Bowing down, literally, to your every need and desire, service professionals in Japan are the first thing many foreign visitors notice. Some of us are even disconcerted – what did we do to deserve this?
Enter any department store, restaurant, airport, car dealership or office and your “host” will act with complete deference. It’s as if they have completely given themselves over to you, the embodiment of being ‘at your service’.
How did it get to be like this? How did it stay like this? In an advancing business world, often obsessed with economies of scale, with technological thinking often moving service to the automatic – how is Japan keeping hold of tradition?

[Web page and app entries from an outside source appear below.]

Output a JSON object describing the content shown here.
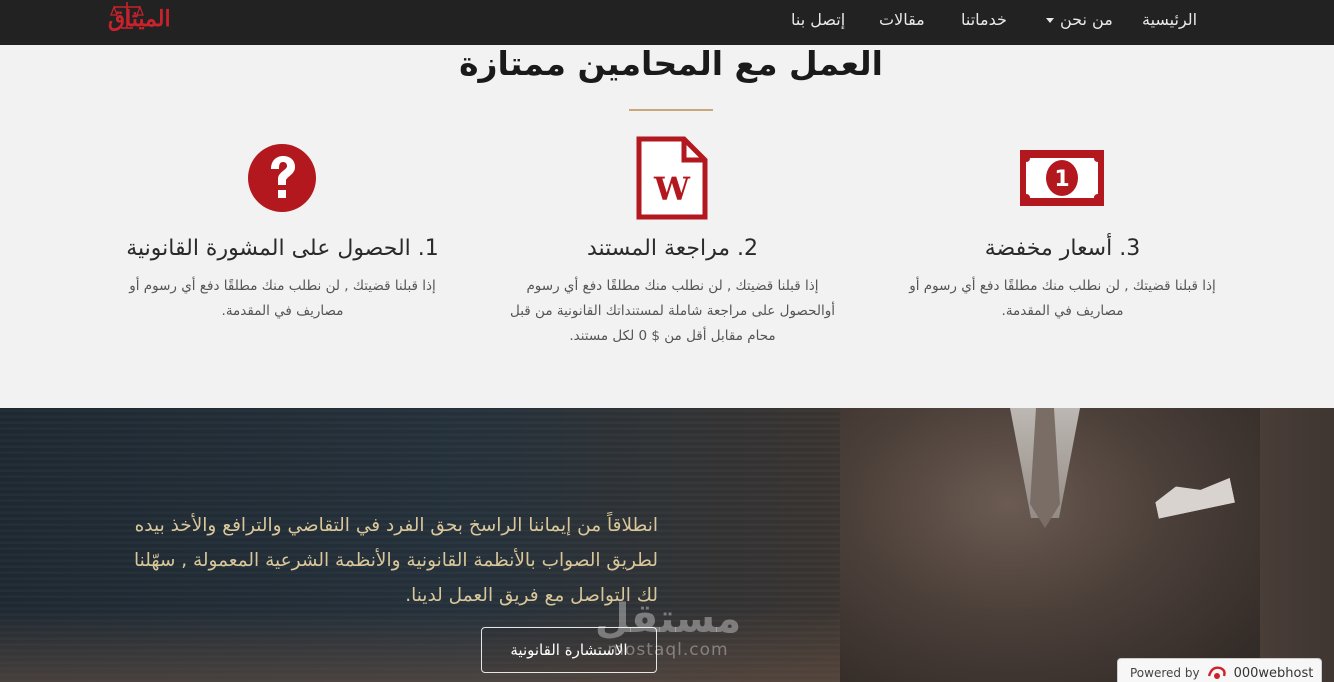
{
  "navbar": {
    "logo_text": "الميثاق",
    "items": [
      {
        "label": "الرئيسية"
      },
      {
        "label": "من نحن",
        "has_dropdown": true
      },
      {
        "label": "خدماتنا"
      },
      {
        "label": "مقالات"
      },
      {
        "label": "إتصل بنا"
      }
    ]
  },
  "features": {
    "title": "العمل مع المحامين ممتازة",
    "items": [
      {
        "icon": "question-icon",
        "title": "1. الحصول على المشورة القانونية",
        "desc": "إذا قبلنا قضيتك , لن نطلب منك مطلقًا دفع أي رسوم أو مصاريف في المقدمة."
      },
      {
        "icon": "word-document-icon",
        "title": "2. مراجعة المستند",
        "desc": "إذا قبلنا قضيتك , لن نطلب منك مطلقًا دفع أي رسوم أوالحصول على مراجعة شاملة لمستنداتك القانونية من قبل محام مقابل أقل من $ 0 لكل مستند."
      },
      {
        "icon": "money-bill-icon",
        "title": "3. أسعار مخفضة",
        "desc": "إذا قبلنا قضيتك , لن نطلب منك مطلقًا دفع أي رسوم أو مصاريف في المقدمة."
      }
    ]
  },
  "hero": {
    "text": "انطلاقاً من إيماننا الراسخ بحق الفرد في التقاضي والترافع والأخذ بيده لطريق الصواب بالأنظمة القانونية والأنظمة الشرعية المعمولة , سهّلنا لك التواصل مع فريق العمل لدينا.",
    "button_label": "الاستشارة القانونية"
  },
  "watermark": {
    "ar": "مستقل",
    "en": "mostaql.com"
  },
  "powered": {
    "label": "Powered by",
    "host": "000webhost"
  },
  "colors": {
    "brand_red": "#b3181f",
    "navbar": "#222222",
    "gold_text": "#d9c79a",
    "rule": "#c9a97a"
  }
}
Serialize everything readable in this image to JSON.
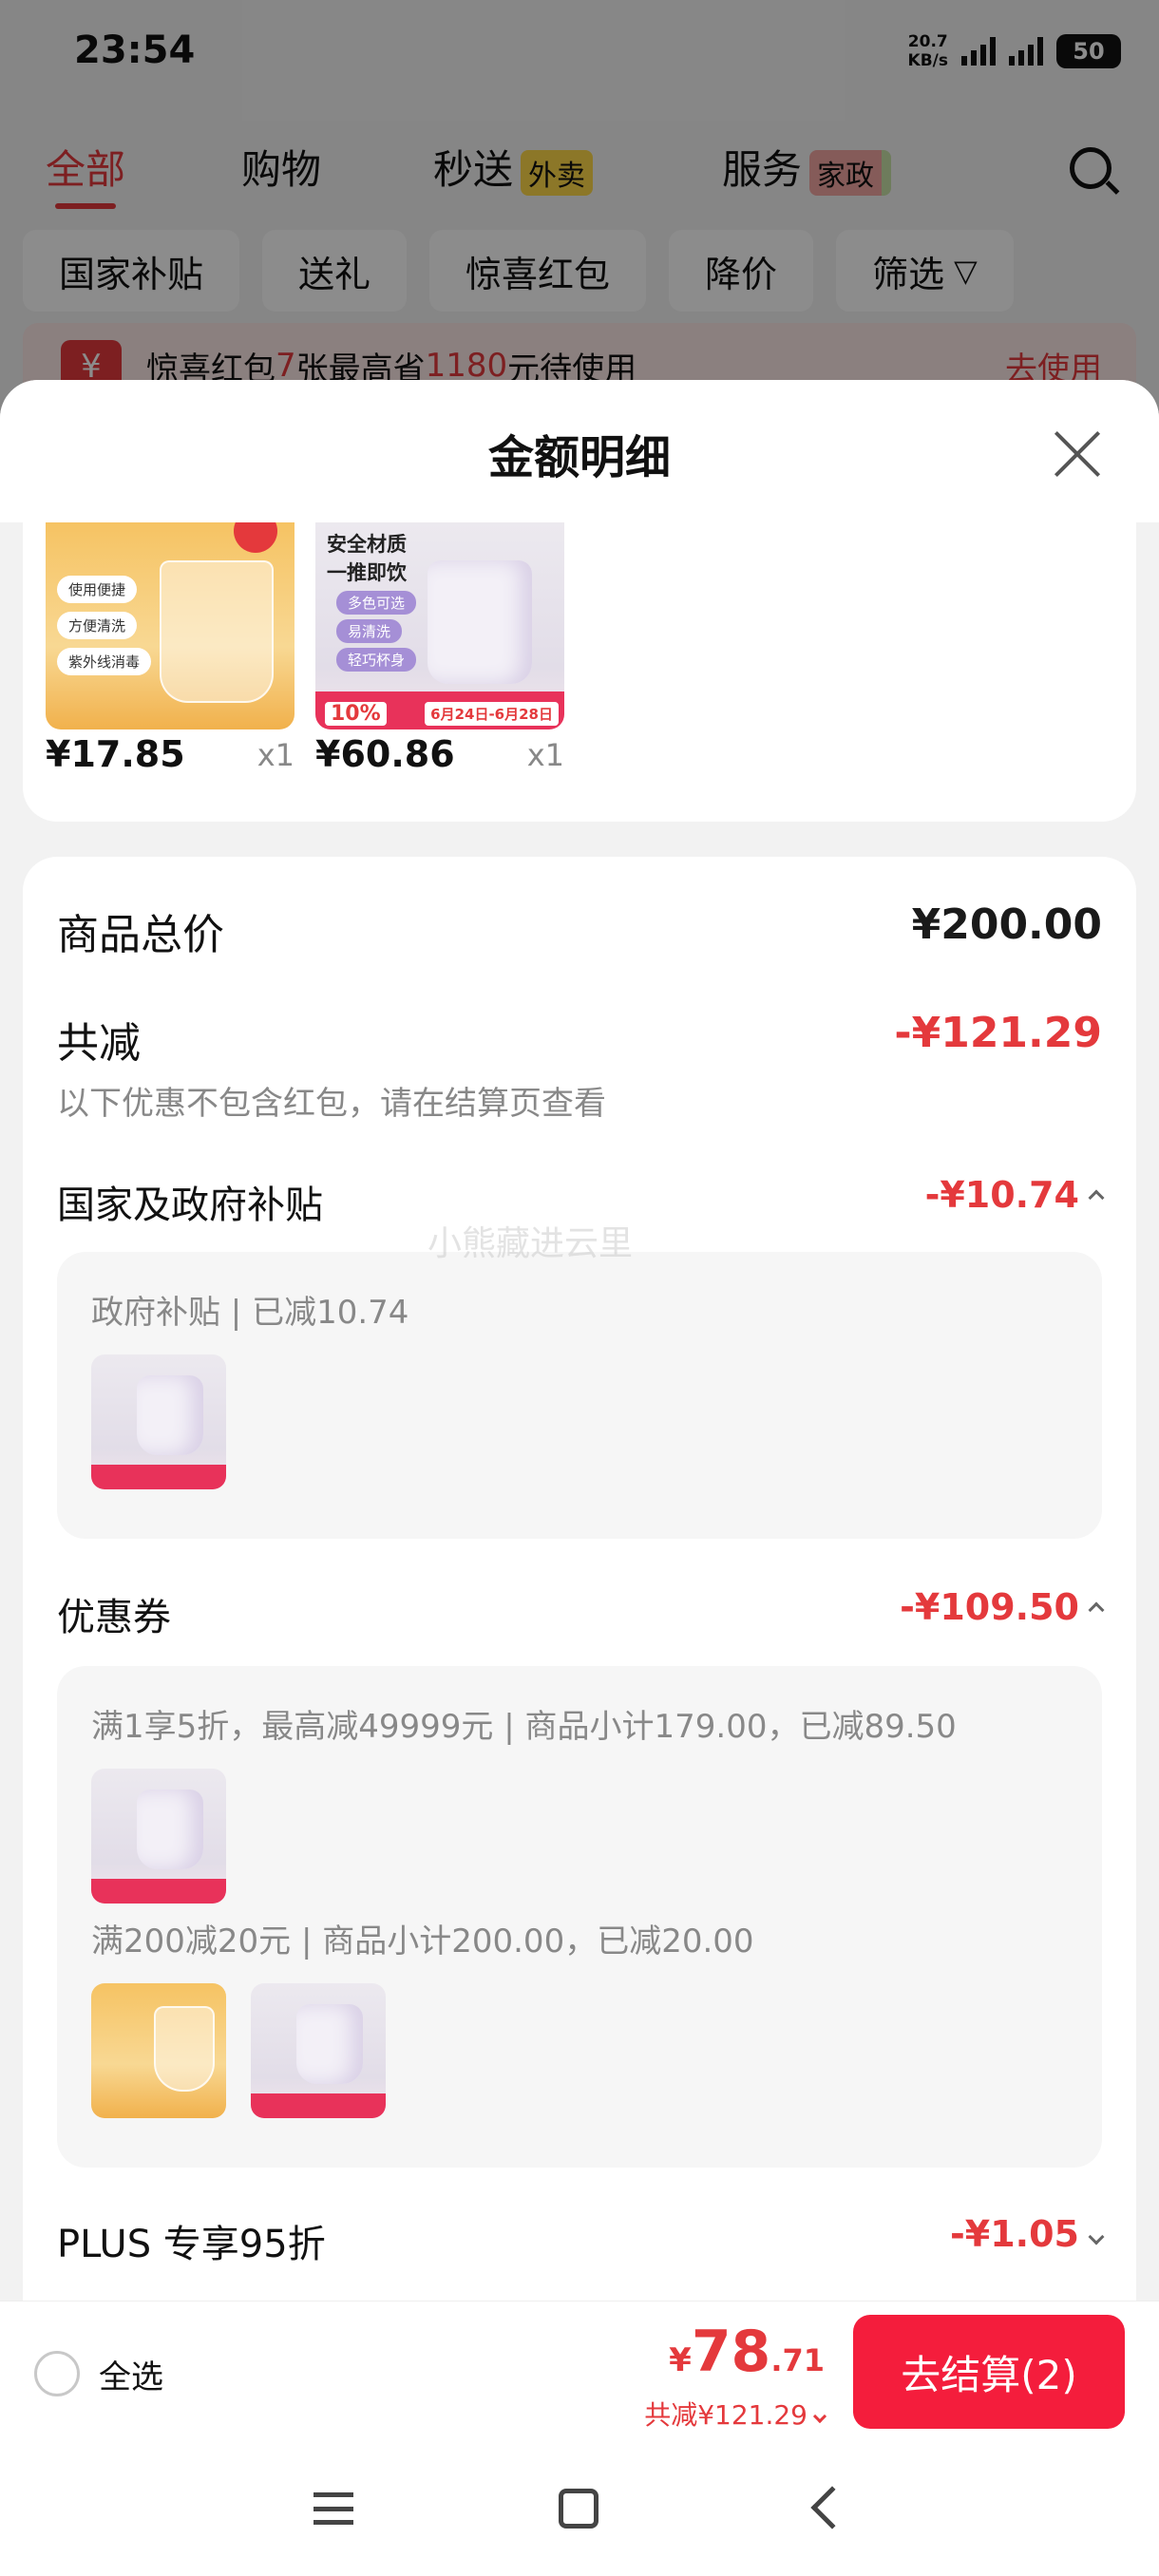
{
  "status_bar": {
    "time": "23:54",
    "speed": "20.7",
    "speed_unit": "KB/s",
    "net1": "5G",
    "net2": "5G",
    "battery": "50"
  },
  "top_tabs": [
    {
      "label": "全部",
      "tag": ""
    },
    {
      "label": "购物",
      "tag": ""
    },
    {
      "label": "秒送",
      "tag": "外卖"
    },
    {
      "label": "服务",
      "tag": "家政"
    }
  ],
  "filter_chips": [
    "国家补贴",
    "送礼",
    "惊喜红包",
    "降价",
    "筛选"
  ],
  "banner": {
    "prefix": "惊喜红包",
    "count": "7",
    "mid": "张最高省",
    "amount": "1180",
    "suffix": "元待使用",
    "action": "去使用"
  },
  "sheet": {
    "title": "金额明细"
  },
  "products": [
    {
      "price": "¥17.85",
      "qty": "x1",
      "img_labels": [
        "使用便捷",
        "方便清洗",
        "紫外线消毒"
      ]
    },
    {
      "price": "¥60.86",
      "qty": "x1",
      "img_title": "安全材质\n一推即饮",
      "img_labels": [
        "多色可选",
        "易清洗",
        "轻巧杯身"
      ],
      "img_pct": "10%",
      "img_promo": "6月24日-6月28日"
    }
  ],
  "summary": {
    "total_label": "商品总价",
    "total_value": "¥200.00",
    "reduce_label": "共减",
    "reduce_value": "-¥121.29",
    "reduce_note": "以下优惠不包含红包，请在结算页查看"
  },
  "subsidy": {
    "label": "国家及政府补贴",
    "value": "-¥10.74",
    "detail": "政府补贴 | 已减10.74"
  },
  "coupon": {
    "label": "优惠券",
    "value": "-¥109.50",
    "rule1": "满1享5折，最高减49999元 | 商品小计179.00，已减89.50",
    "rule2": "满200减20元 | 商品小计200.00，已减20.00"
  },
  "plus": {
    "label": "PLUS 专享95折",
    "value": "-¥1.05"
  },
  "bottom": {
    "select_all": "全选",
    "currency": "¥",
    "price_int": "78",
    "price_dec": ".71",
    "saved": "共减¥121.29",
    "checkout": "去结算(2)"
  },
  "watermark": "小熊藏进云里",
  "colors": {
    "accent": "#e4393c",
    "checkout": "#f41d3c"
  }
}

Some companies look back as well as forward. They look to Japan’s ancient philosophy of omotenashi – the ‘selfless desire to take care of others’ – and find something that may explain just how they can create a relationship between service giver and ‘guest’ that is completely non-dominant.

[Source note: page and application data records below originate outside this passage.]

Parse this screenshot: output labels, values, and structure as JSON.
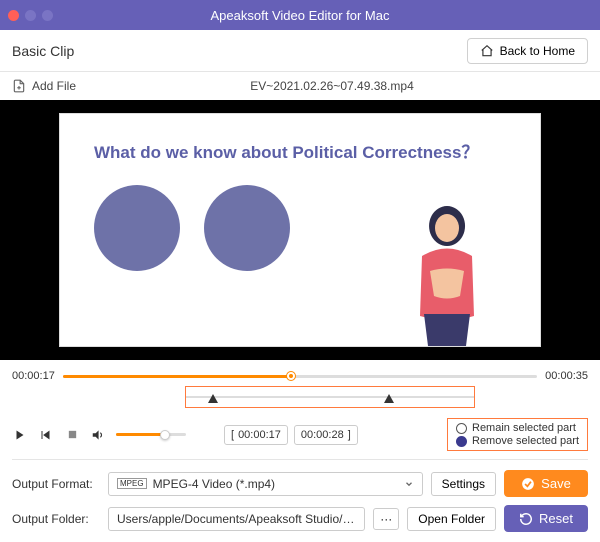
{
  "titlebar": {
    "title": "Apeaksoft Video Editor for Mac"
  },
  "header": {
    "section": "Basic Clip",
    "back": "Back to Home"
  },
  "filebar": {
    "add": "Add File",
    "filename": "EV~2021.02.26~07.49.38.mp4"
  },
  "slide": {
    "title": "What do we know about Political Correctness？"
  },
  "timeline": {
    "start": "00:00:17",
    "end": "00:00:35"
  },
  "clip": {
    "in": "00:00:17",
    "out": "00:00:28"
  },
  "options": {
    "remain": "Remain selected part",
    "remove": "Remove selected part"
  },
  "output": {
    "format_label": "Output Format:",
    "format_value": "MPEG-4 Video (*.mp4)",
    "settings": "Settings",
    "folder_label": "Output Folder:",
    "folder_value": "Users/apple/Documents/Apeaksoft Studio/Video",
    "open_folder": "Open Folder"
  },
  "actions": {
    "save": "Save",
    "reset": "Reset"
  },
  "colors": {
    "accent_orange": "#ff8a1e",
    "accent_purple": "#6660b7"
  }
}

Muneyuki Joraku, an omotenashi researcher who works for the Mandarin Oriental says, in an interview with WAttention, that “the host anticipates the needs of the guest in advance and offers a service that guests don’t expect. They should not wait for instructions.”
When Toyota decided to bring its Lexus brand back from the US and launch at ‘home’ in Japan in 2005, executives sought something special that they hoped would give staff an edge. In the US, things had been easy. “I had heard that in the USA, Car Dealerships were said to be the least desirable place to go, behind dentists,” says Toyoshita Abe, Area Brand Manager of Lexus Japan Sales & Marketing, “I think that’s due to their terrible service.”

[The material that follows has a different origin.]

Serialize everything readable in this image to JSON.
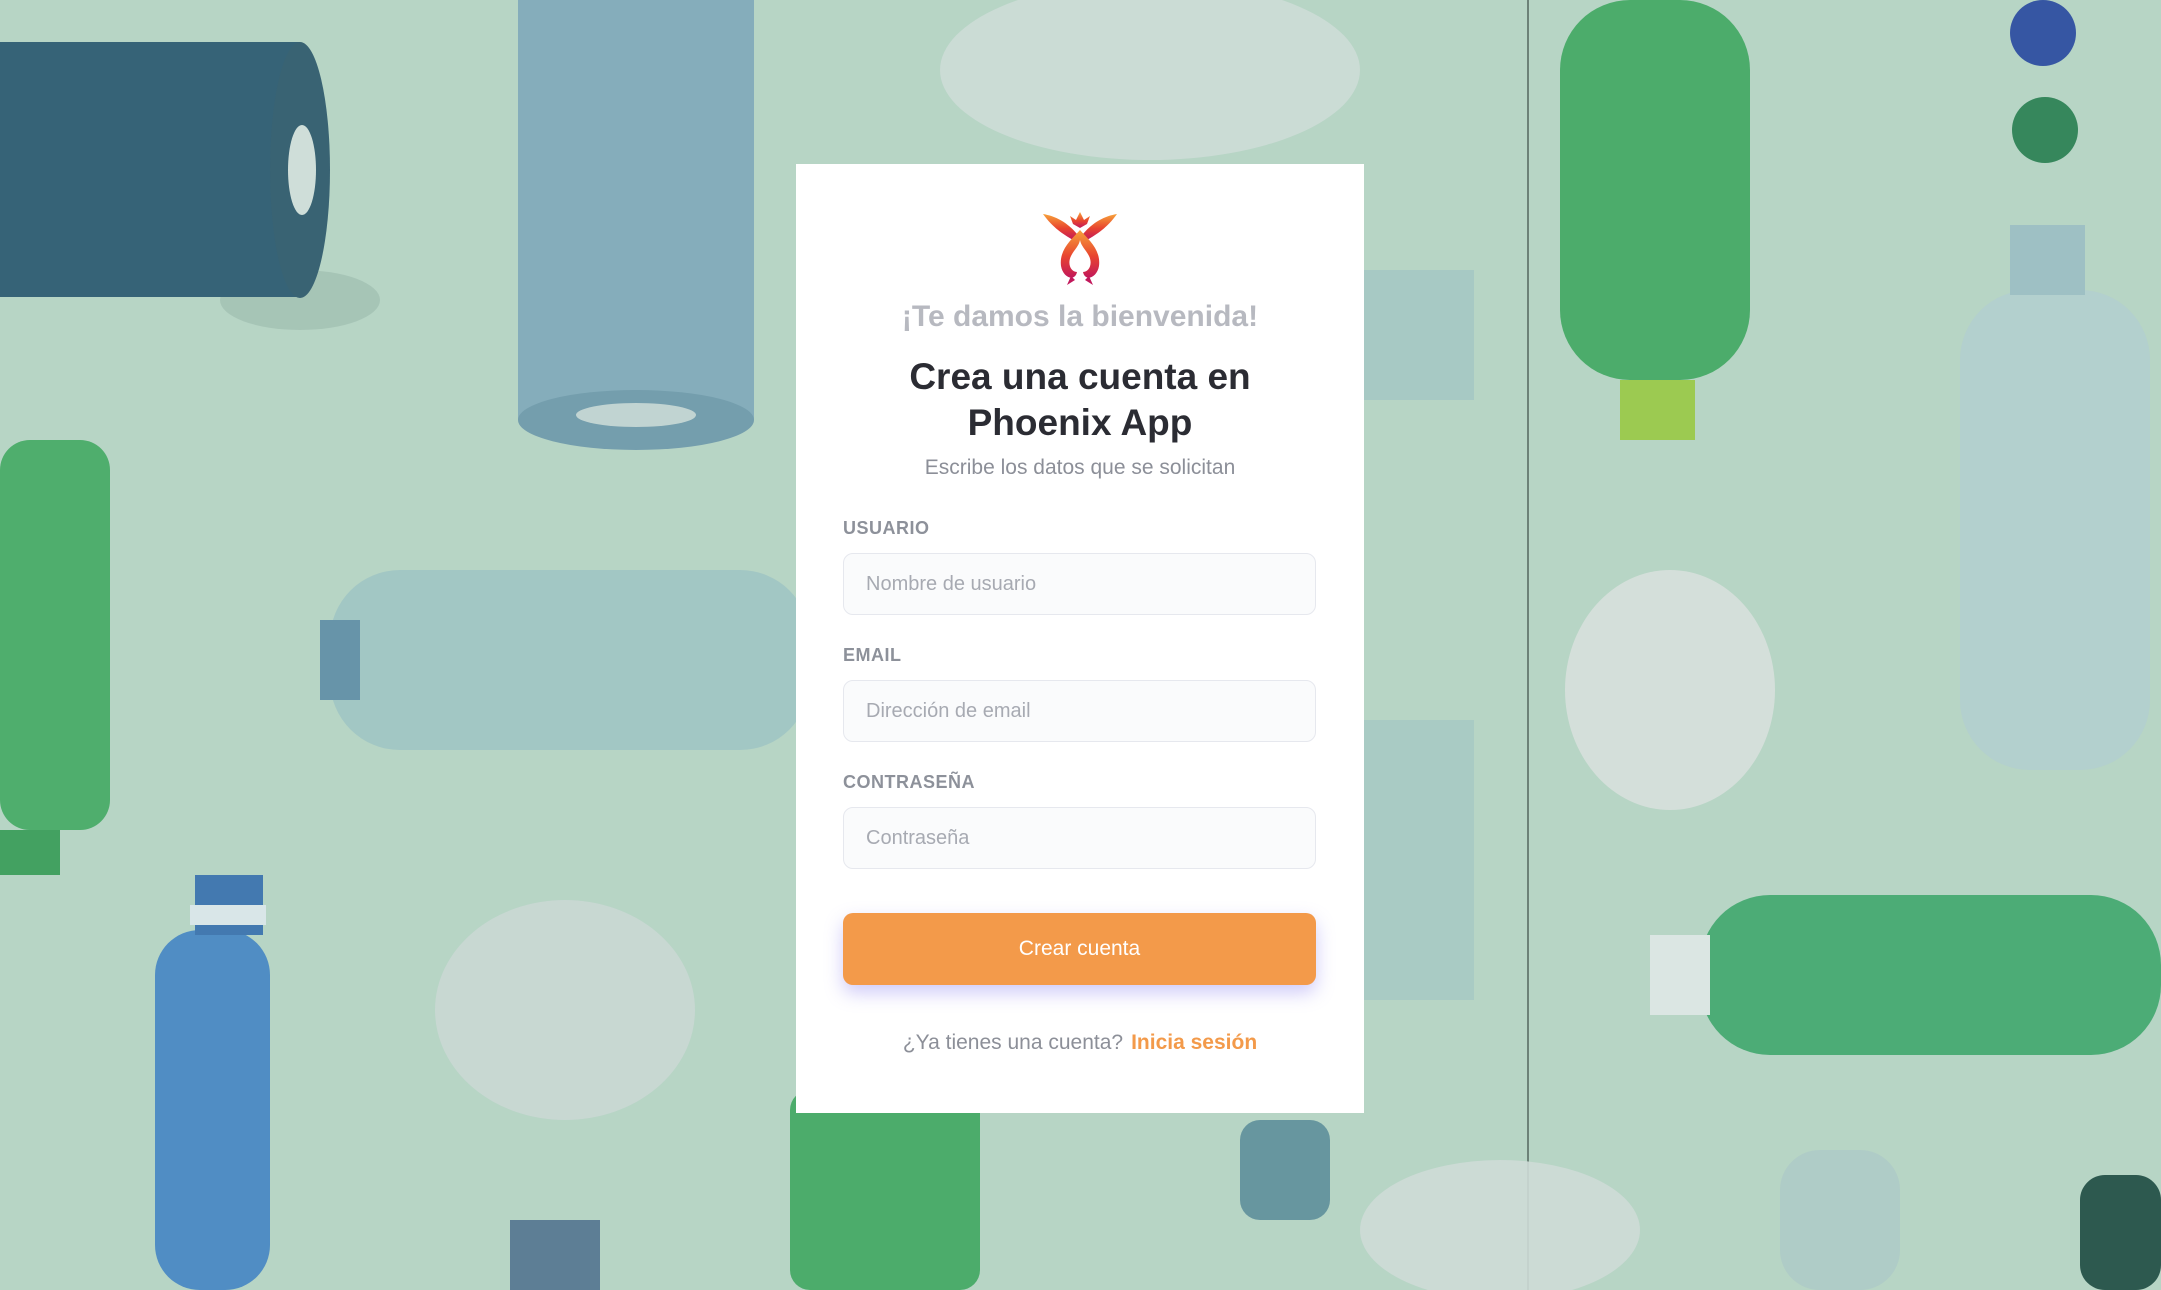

Frustrated, though, with what it saw as a lack of ability to distinguish itself in a Japanese market crowded with companies doing things right for the customers, Abe’s colleagues looked to omotenashi.
While even high street stores and other car companies would be seen by many as doing just fine – better than fine for many Westerners – the plan was to learn from the hospitality of the best luxury restaurants, the best manner schools, the best hotels, the best department stores and even those who deal with royalty and the Imperial family. The discipline required to serve in such places, to serve such people, is in a different league.
All of the company’s managers took part in an overnight course at the Ritz-Carlton hotel in Osaka, which had been ranked number one for customer satisfaction in the prestigious Nikkei Business Survey for six consecutive years.
They learned and practiced the intricacies of the Japanese tea ceremony. They received classes from the likes of Ogasawara Ryu Reihou, a 600 year old school of etiquette which specialises in “beautifying daily behaviour,” using teachings passed through the family with little change since the 1300s.
Among the new Lexus rules of etiquette – as well as serving tea (and coffee) in the most traditional way possible – is the so called “warriors waiting position”. This, the act of leaning between five and ten degrees forward when a customer is looking at a car, is not the only Samurai inspired detail.
Apparently, a salesman will point with five fingers to the handle of a car before opening it, with both hands, right before left, sliding the handle gracefully in the way a screen door would have been opened in the 13th century. Even the closed mouth smile, known in some marketing circles as the “Lexus face”, is part of the regimented routine of what a 2007 Wall Street Journal piece called ‘The Samurai Sell’.
Omotenashi is here to stay, so hopefully we can all look on those serving us with a new found respect, having somewhat demystified quite the level of training they have gone through to hone their craft.